Out on the wetlands in late September, I spotted a raven carrying a fish up into the conifers at the edge of the meadows. After eating part of the fish, the raven picked up the bedraggled remains and flew out to a mossy stump, where it cached its prey in a crevice. Then it hopped up to the top of the stump and looked carefully around in all directions for several minutes. It saw another raven, perched a hundred yards away, and me with my binoculars, and forthwith decided to move its catch far, far away. Sharing was not an option.
In mid October, the coho were getting ready to spawn in Steep Creek. One of the bear-watchers favorite bears, a cinnamon female called Nicky for the nick in her left ear, appeared with her chubby black cub. An expert fisher-bear, she caught a coho almost immediately and retired to the brush on the bank to eat it. Little cub wanted some too, and complained repeatedly, but mama was not about to share; she growled and moved the carcass away from every approach her offspring made. When she finally finished and the two bears wandered on upstream, a watching magpie came down to look for scraps.
About thirty minute later, upstream near the little waterfall, Nicky caught a second fish and carried it about forty yards away to eat it, calmly avoiding a cluster of people on the trail. Cubbie apparently managed to grab a chunk and eat all of it at some distance from mama. Nicky finished her catch, leaving only the dorsal fin. Then the little family moved on up the hill, leaving some very please bear-watchers behind.

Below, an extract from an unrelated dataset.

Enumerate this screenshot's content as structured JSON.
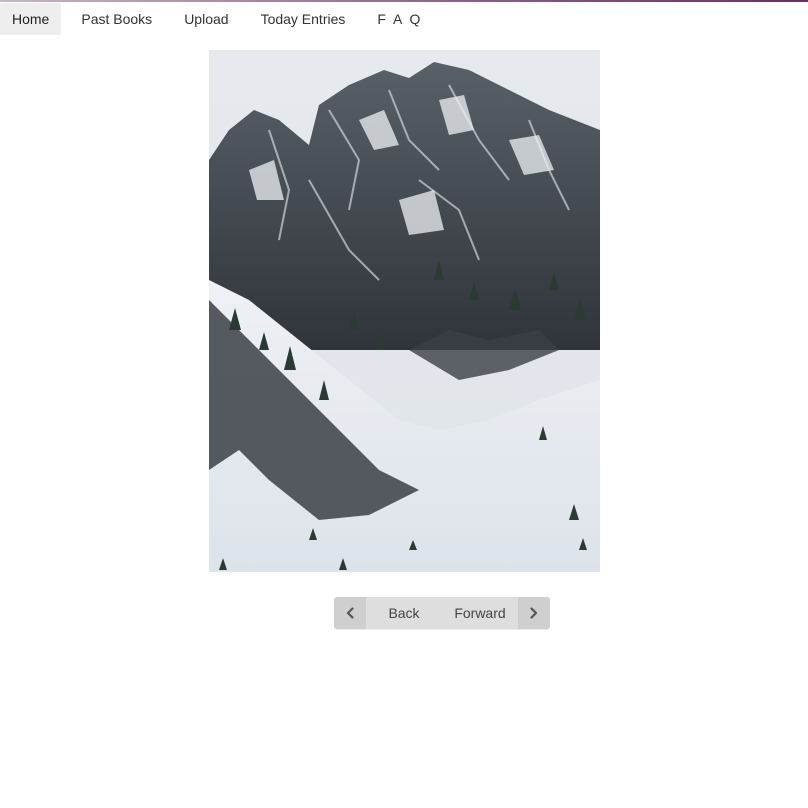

The next day, she came through again, caught at least two coho, and added some northern ground cone to the meal. This time, she shared a little of the fish with the cub.
A little exploratory walk along Eagle River yielded several small mysteries. Invertebrates had left a variety of tracks in the mud. Worms, snails, slugs??—hard to know. But one long, thread-thin track ended at a tiny white spot less than a millimeter wide. My companion whipped out a hand lens to inspect the spot more closely and—oh my—it had a head end and it squirmed! This little maggot had travelled more than a foot, headed for who knows where. We released it to continue its trek.
Bears had been digging in many places, but the digs were several weeks old, so the tops of the dug-up plants had rotted beyond recognition. The remains of some of the dug-up roots had made new green shoots in preparation for next year, but slugs had eaten out many of them, leaving dry, brown bud sheaths behind. We were interested to find that the bear digs had exposed some inch-thick rhizomes (underground stems) that we traced back to lupine plants. This was the first we knew that lupines could spread in this way.
Strawberry plants are not common out there. But one, living dangerously at the edge of the overflow zone, had made an impressive runner, with the starts of about seven new plantlets at intervals. If they all survive the floods, there will be quite a family here.
On the bank of a slough, we noticed a few old bones poking out of the moss and mud. Looking more carefully, we eventually found several vertebrae, some ribs, and three leg bones. But whose?? A little forensic work made it likely that the bones had belonged to a long-dead bear.
Some other cool stuff: A flicker on the edge of a beach flew up into the nearby spruces; this seldom-seen woodpecker was probably on its way south. Some sedges with small, black spheres on the seed-head; they collapsed into dust at a touch and were probably the sporing bodies of a fungus. A Russula mushroom, whose broken, hollow stem revealed three dark, slender millipedes; what were they doing in there?
Every time we go out to find something of interest, we find at least two or three things! What fun.